WATCH | As new renters and homebuyers know, it can be a challenge -- not to mention expensive -- to decorate. Hiring a pro can be costly, but this Denver startup is poised to rock design.
"Home is personal. It's where you sleep, laugh, love, entertain, cry..." Havenly CEO and co-founder Lee Mayer said.
And it can be incredibly difficult to make it, well, a home. Especially for young people entering the workforce with not much cash to spare. A bauble here, a new velvet couch there and you're out a couple hundred bucks.
A few years ago, Mayer was in a similar budget and style dilemma.
"I moved, and I had this moment of incredible desperation where I'm sitting on the floor of my empty place," Mayer told Circa. "Add insult to injury, you turn on the TV and there are these gorgeously decorated homes."
After calling several interior designers, she realized her budget was too small.
"This is how my sister got involved; she was doing the same thing. And we were like, there's got to be a better way to get your home decorated, to shop for your home," Mayer said.
So, in true millennial fashion, she and her younger sister, Emily Motayed, co-founded Denver, Colorado-based Havenly in 2014. Motayed was recently named to Forbes' 30 Under 30 list of entrepreneurs reshaping retail.
One new feature Havenly offers is free design chats, aka quickies.
The e-commerce startup matches consumers with freelance interior designers from Havenly's roster.
It all happens online. You take a style quiz, compare mood boards, and then the designer works to find the perfect decor items for your home. You can pick from three fixed-price packages: the Quickie (free), Mini ($79) and Full ($199).
Based off your budget, the designer sends you curated purchase suggestions from their selected vendors. Havenly has a budget calculator in case you don't know where to start.
With the Mini, you get a designer, one custom concept board and product suggestions. The Full includes everything mentioned as well as a 3D room placement visualization and extra time to revise with your designer.
"We wanted this to be ... fun, quick, delightful."
—Lee Mayer, Havenly
Havenly places the orders and handles exchanges for you.
"We wanted this to be really accessible, but also fun, quick, delightful, just remove the friction from the home furnishings buying process," Mayer, whose background is in finance, said.
The average cost of hiring an interior decorator in America is $4,500, per Home Advisor.
Since it debuted in 2014, the Denver firm has attracted more than $13 million in venture capital funding. It has gone from two employees to 60 and counting. And it is helping flip the interior decor market from in-store and costly to online and affordable.

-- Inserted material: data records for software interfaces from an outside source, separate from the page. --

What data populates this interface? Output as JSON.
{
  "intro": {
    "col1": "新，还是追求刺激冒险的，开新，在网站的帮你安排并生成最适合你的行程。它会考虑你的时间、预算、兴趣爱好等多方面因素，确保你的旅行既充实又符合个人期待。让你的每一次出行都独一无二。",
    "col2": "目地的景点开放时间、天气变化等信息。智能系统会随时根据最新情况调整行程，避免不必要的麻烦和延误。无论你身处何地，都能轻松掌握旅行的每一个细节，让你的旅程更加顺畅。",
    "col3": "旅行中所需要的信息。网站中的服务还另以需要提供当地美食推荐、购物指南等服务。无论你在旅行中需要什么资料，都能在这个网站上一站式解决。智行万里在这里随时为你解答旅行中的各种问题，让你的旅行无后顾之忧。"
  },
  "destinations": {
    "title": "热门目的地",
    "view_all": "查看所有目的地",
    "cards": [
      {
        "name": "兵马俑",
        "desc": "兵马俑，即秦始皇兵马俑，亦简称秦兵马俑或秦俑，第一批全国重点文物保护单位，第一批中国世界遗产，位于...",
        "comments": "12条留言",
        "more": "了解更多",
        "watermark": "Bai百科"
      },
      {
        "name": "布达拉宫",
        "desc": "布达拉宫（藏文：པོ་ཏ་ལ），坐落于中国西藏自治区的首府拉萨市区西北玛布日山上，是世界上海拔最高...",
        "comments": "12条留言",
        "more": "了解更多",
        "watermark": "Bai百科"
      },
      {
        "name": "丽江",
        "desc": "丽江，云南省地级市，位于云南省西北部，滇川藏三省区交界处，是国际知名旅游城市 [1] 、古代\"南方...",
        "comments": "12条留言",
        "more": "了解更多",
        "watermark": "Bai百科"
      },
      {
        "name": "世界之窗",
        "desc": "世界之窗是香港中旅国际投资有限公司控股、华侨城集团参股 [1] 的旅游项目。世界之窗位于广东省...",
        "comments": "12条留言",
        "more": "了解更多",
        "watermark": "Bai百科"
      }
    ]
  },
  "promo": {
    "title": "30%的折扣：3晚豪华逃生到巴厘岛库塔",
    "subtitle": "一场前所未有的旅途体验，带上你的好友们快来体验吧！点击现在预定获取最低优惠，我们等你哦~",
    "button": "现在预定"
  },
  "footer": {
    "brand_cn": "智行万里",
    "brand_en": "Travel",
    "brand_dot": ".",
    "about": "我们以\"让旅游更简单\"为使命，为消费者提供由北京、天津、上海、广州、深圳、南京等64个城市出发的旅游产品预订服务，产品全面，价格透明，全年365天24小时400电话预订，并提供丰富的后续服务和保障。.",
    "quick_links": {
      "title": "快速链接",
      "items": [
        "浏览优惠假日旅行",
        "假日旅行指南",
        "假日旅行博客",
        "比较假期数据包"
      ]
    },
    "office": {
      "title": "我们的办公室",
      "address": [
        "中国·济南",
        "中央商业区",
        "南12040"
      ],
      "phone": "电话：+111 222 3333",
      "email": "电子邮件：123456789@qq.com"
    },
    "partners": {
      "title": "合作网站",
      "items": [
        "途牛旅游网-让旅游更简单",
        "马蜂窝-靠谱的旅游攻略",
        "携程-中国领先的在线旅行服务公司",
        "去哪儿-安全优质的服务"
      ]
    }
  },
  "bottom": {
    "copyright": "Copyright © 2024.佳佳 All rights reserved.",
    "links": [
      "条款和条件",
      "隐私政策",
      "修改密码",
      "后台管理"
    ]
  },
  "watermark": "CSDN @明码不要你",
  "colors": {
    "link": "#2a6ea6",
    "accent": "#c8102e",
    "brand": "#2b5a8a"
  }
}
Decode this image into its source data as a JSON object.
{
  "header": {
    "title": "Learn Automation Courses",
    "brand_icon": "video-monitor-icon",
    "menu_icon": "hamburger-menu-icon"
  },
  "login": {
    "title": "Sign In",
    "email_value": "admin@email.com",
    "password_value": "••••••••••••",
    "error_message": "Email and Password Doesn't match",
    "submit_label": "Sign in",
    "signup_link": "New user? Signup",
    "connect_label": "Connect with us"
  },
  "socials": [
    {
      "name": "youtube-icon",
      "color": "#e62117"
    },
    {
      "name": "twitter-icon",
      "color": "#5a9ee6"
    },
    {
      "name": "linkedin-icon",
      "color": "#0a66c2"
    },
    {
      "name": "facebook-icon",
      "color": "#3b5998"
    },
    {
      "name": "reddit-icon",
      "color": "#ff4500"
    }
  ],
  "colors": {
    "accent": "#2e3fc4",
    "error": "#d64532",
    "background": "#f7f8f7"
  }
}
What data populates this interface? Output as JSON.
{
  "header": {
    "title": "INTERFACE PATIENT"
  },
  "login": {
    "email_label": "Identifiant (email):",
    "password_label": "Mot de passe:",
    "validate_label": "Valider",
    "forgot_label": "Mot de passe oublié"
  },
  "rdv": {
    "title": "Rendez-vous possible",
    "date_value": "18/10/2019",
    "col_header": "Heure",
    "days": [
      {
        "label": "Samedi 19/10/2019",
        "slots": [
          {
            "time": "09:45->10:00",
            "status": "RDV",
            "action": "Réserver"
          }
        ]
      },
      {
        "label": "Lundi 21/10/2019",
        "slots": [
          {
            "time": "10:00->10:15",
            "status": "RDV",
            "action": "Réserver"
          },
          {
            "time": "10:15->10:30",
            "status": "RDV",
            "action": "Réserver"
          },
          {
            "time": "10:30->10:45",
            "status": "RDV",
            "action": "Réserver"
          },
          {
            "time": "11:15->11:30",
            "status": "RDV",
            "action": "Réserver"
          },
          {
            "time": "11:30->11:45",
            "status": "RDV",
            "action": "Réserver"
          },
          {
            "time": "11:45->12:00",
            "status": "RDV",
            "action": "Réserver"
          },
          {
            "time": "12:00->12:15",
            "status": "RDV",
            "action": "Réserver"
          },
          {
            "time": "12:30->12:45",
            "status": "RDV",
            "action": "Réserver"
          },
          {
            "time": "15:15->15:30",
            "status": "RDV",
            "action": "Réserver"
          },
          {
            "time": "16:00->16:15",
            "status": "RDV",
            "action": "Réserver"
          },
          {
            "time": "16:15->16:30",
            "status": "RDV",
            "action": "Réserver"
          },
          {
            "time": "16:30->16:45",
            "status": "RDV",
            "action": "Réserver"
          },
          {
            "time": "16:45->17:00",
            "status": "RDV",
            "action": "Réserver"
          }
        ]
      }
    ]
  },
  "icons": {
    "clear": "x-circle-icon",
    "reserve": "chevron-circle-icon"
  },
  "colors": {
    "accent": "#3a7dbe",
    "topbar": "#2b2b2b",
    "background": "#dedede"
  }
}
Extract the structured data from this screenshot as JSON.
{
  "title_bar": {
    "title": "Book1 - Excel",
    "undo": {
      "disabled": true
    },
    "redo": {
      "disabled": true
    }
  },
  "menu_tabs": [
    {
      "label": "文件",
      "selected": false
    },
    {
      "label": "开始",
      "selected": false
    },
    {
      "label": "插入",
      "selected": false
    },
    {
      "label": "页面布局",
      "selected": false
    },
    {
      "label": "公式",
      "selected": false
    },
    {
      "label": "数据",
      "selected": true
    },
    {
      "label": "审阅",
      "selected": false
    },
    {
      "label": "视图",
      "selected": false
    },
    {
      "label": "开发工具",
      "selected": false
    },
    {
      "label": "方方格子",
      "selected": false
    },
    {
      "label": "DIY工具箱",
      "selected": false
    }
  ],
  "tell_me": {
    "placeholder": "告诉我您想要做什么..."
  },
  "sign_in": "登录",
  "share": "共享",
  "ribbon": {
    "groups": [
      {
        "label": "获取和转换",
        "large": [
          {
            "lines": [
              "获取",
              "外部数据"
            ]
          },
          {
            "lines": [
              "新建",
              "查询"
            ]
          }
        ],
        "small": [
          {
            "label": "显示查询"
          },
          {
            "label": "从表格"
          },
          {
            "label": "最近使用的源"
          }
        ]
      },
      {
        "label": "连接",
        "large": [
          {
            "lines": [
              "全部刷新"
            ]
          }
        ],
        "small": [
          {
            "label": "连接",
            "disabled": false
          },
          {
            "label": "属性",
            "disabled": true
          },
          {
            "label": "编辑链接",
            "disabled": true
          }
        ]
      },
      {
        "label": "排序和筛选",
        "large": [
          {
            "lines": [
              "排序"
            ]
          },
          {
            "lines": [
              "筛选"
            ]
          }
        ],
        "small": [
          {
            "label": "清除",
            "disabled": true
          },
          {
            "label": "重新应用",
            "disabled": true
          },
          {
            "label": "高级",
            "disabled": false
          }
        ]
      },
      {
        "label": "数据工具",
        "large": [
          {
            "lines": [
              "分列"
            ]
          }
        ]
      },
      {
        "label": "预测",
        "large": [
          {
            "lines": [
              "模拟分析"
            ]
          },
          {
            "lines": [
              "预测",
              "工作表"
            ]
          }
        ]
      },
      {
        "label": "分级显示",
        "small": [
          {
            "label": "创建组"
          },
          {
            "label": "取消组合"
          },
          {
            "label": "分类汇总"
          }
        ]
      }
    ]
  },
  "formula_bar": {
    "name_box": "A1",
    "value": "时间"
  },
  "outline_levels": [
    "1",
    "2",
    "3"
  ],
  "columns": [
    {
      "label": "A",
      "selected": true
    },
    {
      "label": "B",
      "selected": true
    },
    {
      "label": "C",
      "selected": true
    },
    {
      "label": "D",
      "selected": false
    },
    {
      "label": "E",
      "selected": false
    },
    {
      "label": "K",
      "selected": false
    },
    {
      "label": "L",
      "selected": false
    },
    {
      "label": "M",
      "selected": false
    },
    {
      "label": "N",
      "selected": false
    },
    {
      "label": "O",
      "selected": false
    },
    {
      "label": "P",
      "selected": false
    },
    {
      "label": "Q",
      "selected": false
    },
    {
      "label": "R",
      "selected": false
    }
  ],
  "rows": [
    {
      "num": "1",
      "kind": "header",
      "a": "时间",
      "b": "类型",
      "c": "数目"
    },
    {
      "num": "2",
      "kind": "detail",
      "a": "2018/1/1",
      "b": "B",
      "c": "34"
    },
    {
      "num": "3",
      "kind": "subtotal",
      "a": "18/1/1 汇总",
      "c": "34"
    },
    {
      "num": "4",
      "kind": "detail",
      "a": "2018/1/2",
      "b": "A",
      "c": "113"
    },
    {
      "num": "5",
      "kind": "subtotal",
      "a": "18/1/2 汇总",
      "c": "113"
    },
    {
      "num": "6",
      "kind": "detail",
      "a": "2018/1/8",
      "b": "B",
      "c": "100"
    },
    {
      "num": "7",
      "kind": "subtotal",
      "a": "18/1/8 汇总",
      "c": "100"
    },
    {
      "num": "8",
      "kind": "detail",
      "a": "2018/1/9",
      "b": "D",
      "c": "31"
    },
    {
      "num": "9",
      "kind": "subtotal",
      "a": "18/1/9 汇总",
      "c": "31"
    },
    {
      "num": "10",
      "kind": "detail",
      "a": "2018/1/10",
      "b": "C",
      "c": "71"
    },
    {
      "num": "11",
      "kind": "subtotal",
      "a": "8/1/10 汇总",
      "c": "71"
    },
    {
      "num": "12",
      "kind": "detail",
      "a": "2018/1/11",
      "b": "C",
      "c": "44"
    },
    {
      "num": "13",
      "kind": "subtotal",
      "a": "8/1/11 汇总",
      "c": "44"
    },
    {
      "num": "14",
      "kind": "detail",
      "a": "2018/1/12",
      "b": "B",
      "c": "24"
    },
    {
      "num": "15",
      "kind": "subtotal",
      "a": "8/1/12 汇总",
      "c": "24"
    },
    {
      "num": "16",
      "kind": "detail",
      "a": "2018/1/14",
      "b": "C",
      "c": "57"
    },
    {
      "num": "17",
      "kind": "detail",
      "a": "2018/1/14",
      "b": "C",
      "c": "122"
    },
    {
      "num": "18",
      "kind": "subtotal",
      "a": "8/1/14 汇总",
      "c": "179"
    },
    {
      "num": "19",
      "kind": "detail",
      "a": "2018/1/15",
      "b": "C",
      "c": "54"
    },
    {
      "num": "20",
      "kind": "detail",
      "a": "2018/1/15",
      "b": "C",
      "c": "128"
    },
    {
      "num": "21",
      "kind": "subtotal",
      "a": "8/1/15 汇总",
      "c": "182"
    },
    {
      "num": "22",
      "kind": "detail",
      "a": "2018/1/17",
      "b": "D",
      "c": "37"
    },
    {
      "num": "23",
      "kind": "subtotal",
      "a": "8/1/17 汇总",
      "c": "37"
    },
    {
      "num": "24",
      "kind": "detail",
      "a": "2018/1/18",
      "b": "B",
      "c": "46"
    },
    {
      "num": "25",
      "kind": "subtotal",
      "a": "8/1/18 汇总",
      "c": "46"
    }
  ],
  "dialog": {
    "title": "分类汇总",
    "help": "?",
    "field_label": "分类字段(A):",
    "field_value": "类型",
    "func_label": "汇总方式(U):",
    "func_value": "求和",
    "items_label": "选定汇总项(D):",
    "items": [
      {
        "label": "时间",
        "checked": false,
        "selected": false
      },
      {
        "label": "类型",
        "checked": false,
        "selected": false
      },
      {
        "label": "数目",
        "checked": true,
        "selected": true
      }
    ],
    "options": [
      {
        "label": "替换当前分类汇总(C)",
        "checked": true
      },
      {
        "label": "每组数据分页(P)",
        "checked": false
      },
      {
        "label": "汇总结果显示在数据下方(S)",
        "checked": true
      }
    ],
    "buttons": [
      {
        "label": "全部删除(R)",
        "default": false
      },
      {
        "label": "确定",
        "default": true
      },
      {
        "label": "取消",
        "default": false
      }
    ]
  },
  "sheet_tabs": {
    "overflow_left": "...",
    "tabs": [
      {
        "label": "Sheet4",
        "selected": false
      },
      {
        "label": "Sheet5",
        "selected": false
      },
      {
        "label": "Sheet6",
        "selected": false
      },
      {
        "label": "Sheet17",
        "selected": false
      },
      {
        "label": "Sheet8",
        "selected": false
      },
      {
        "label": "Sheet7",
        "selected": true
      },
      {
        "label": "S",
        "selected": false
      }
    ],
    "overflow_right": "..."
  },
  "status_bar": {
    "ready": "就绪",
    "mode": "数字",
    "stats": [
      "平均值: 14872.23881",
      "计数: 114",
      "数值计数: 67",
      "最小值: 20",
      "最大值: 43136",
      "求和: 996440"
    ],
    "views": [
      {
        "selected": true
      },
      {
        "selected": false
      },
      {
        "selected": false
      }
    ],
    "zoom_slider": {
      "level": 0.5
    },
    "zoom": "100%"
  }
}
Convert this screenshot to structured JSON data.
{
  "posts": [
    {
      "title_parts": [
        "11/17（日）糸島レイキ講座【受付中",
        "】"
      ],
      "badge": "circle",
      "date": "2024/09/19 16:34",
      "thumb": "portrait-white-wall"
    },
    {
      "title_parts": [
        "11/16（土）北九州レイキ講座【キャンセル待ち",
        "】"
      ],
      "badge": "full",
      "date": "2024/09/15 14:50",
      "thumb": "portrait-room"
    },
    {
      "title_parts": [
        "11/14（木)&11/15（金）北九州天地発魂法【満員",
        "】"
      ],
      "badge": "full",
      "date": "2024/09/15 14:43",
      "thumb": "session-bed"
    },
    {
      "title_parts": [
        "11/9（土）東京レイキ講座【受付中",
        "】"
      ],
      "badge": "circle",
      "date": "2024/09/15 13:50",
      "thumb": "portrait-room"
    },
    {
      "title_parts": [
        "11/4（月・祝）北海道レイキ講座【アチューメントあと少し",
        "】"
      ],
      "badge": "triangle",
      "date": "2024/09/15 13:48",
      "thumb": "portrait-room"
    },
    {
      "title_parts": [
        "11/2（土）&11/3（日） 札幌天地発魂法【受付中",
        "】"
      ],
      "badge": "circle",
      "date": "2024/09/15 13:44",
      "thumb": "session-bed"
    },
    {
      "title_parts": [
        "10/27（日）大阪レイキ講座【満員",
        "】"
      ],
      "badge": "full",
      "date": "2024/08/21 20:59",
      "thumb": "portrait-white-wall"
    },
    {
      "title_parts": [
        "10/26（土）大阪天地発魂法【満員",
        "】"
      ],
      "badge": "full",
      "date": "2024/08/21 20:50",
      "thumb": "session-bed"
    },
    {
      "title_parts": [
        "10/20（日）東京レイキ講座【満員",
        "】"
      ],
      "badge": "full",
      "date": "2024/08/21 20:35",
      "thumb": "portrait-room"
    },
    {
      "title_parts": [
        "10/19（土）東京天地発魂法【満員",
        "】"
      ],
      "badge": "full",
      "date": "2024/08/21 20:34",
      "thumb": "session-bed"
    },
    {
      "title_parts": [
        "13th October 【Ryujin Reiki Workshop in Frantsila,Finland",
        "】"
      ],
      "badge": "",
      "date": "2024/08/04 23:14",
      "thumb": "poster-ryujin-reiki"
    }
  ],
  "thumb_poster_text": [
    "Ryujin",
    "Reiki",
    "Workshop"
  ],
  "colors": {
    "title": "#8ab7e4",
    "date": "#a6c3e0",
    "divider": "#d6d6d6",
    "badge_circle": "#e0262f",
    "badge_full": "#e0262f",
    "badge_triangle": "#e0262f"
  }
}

There are thousands of interior designers in the U.S., and the industry has grown nearly 8 percent since 2012, according to an IBISWorld report. But there are no dominant companies in the space. With its mobile-first approach, Havenly could snag that title.
Though, Havenly is not without rivals: There's Homepolish, Decorist, and Laurel and Wolf, to name a few popular competitors. These brands are competing for consumers and funding.
Havenly also earns money from the sales of furniture and decorative items.
According to TechCrunch, freelance designers get paid a portion of the revenue from the projects they work on. At two years in, Havenly was seeing about a quarter of its customers come back for more help.
With more millennials expected to dip their toes in home buying, the global online home decor spaced is poised for growth. According to Sandler Research, in 2015, online home decor was worth $39 billion.
As more customers get their shopping fix on mobile, Mayer says Havenly has to keep up its data-based approach. "My whole theory around e-commerce is it's moving into this personalized arena," Mayer said.
Ultimately, Mayer believes, what consumers want is a highly-curated experience.
"If I can get everyone before they buy anything designed for their home, come to us first, that for me is what success looks like," Mayer said.